** RECORDS TO USE follows **
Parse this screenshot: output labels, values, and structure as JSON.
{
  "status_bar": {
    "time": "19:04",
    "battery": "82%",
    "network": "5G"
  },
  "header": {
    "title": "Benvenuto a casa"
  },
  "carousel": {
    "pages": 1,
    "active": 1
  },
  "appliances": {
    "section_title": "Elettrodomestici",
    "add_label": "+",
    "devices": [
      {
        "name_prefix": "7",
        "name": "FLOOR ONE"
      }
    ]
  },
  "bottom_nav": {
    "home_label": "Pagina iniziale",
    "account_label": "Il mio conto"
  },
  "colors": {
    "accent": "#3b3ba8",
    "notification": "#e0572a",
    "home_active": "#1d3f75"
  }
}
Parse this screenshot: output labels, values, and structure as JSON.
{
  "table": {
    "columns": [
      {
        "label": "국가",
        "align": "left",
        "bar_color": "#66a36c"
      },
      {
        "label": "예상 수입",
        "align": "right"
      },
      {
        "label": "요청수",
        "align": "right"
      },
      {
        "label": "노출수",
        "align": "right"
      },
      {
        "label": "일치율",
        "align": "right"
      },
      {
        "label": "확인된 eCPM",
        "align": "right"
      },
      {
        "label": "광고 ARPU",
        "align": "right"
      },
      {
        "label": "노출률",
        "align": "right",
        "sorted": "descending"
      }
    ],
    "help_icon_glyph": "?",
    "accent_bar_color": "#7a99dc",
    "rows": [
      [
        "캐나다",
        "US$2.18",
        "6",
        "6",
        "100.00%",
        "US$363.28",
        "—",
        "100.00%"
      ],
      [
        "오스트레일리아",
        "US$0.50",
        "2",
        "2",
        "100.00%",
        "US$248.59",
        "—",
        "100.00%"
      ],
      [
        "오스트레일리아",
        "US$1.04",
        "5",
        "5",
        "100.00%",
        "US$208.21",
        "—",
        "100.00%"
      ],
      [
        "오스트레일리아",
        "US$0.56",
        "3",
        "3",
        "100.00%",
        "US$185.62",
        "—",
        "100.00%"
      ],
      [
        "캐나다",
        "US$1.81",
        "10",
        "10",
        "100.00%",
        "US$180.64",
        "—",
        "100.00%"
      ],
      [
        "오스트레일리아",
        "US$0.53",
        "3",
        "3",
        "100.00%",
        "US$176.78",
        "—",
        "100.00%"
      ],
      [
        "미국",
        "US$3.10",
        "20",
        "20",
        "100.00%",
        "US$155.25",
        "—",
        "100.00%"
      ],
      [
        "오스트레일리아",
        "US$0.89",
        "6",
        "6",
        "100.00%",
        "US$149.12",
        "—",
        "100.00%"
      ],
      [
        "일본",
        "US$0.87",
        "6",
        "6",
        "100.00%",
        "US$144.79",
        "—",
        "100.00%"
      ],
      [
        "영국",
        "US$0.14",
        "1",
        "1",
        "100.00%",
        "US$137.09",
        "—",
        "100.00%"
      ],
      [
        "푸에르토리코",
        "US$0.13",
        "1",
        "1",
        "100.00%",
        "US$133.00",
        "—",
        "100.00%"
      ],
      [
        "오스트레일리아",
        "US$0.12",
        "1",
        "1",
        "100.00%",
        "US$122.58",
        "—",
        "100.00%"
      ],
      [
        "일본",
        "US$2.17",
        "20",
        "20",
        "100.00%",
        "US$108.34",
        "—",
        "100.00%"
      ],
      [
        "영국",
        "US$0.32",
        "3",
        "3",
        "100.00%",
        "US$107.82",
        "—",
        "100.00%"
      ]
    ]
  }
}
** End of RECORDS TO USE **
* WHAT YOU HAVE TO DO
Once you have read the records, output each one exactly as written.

* EXERCISE RESPONSE
Parse this screenshot: output labels, values, and structure as JSON.
{
  "status_bar": {
    "time": "19:04",
    "battery": "82%",
    "network": "5G"
  },
  "header": {
    "title": "Benvenuto a casa"
  },
  "carousel": {
    "pages": 1,
    "active": 1
  },
  "appliances": {
    "section_title": "Elettrodomestici",
    "add_label": "+",
    "devices": [
      {
        "name_prefix": "7",
        "name": "FLOOR ONE"
      }
    ]
  },
  "bottom_nav": {
    "home_label": "Pagina iniziale",
    "account_label": "Il mio conto"
  },
  "colors": {
    "accent": "#3b3ba8",
    "notification": "#e0572a",
    "home_active": "#1d3f75"
  }
}
Parse this screenshot: output labels, values, and structure as JSON.
{
  "table": {
    "columns": [
      {
        "label": "국가",
        "align": "left",
        "bar_color": "#66a36c"
      },
      {
        "label": "예상 수입",
        "align": "right"
      },
      {
        "label": "요청수",
        "align": "right"
      },
      {
        "label": "노출수",
        "align": "right"
      },
      {
        "label": "일치율",
        "align": "right"
      },
      {
        "label": "확인된 eCPM",
        "align": "right"
      },
      {
        "label": "광고 ARPU",
        "align": "right"
      },
      {
        "label": "노출률",
        "align": "right",
        "sorted": "descending"
      }
    ],
    "help_icon_glyph": "?",
    "accent_bar_color": "#7a99dc",
    "rows": [
      [
        "캐나다",
        "US$2.18",
        "6",
        "6",
        "100.00%",
        "US$363.28",
        "—",
        "100.00%"
      ],
      [
        "오스트레일리아",
        "US$0.50",
        "2",
        "2",
        "100.00%",
        "US$248.59",
        "—",
        "100.00%"
      ],
      [
        "오스트레일리아",
        "US$1.04",
        "5",
        "5",
        "100.00%",
        "US$208.21",
        "—",
        "100.00%"
      ],
      [
        "오스트레일리아",
        "US$0.56",
        "3",
        "3",
        "100.00%",
        "US$185.62",
        "—",
        "100.00%"
      ],
      [
        "캐나다",
        "US$1.81",
        "10",
        "10",
        "100.00%",
        "US$180.64",
        "—",
        "100.00%"
      ],
      [
        "오스트레일리아",
        "US$0.53",
        "3",
        "3",
        "100.00%",
        "US$176.78",
        "—",
        "100.00%"
      ],
      [
        "미국",
        "US$3.10",
        "20",
        "20",
        "100.00%",
        "US$155.25",
        "—",
        "100.00%"
      ],
      [
        "오스트레일리아",
        "US$0.89",
        "6",
        "6",
        "100.00%",
        "US$149.12",
        "—",
        "100.00%"
      ],
      [
        "일본",
        "US$0.87",
        "6",
        "6",
        "100.00%",
        "US$144.79",
        "—",
        "100.00%"
      ],
      [
        "영국",
        "US$0.14",
        "1",
        "1",
        "100.00%",
        "US$137.09",
        "—",
        "100.00%"
      ],
      [
        "푸에르토리코",
        "US$0.13",
        "1",
        "1",
        "100.00%",
        "US$133.00",
        "—",
        "100.00%"
      ],
      [
        "오스트레일리아",
        "US$0.12",
        "1",
        "1",
        "100.00%",
        "US$122.58",
        "—",
        "100.00%"
      ],
      [
        "일본",
        "US$2.17",
        "20",
        "20",
        "100.00%",
        "US$108.34",
        "—",
        "100.00%"
      ],
      [
        "영국",
        "US$0.32",
        "3",
        "3",
        "100.00%",
        "US$107.82",
        "—",
        "100.00%"
      ]
    ]
  }
}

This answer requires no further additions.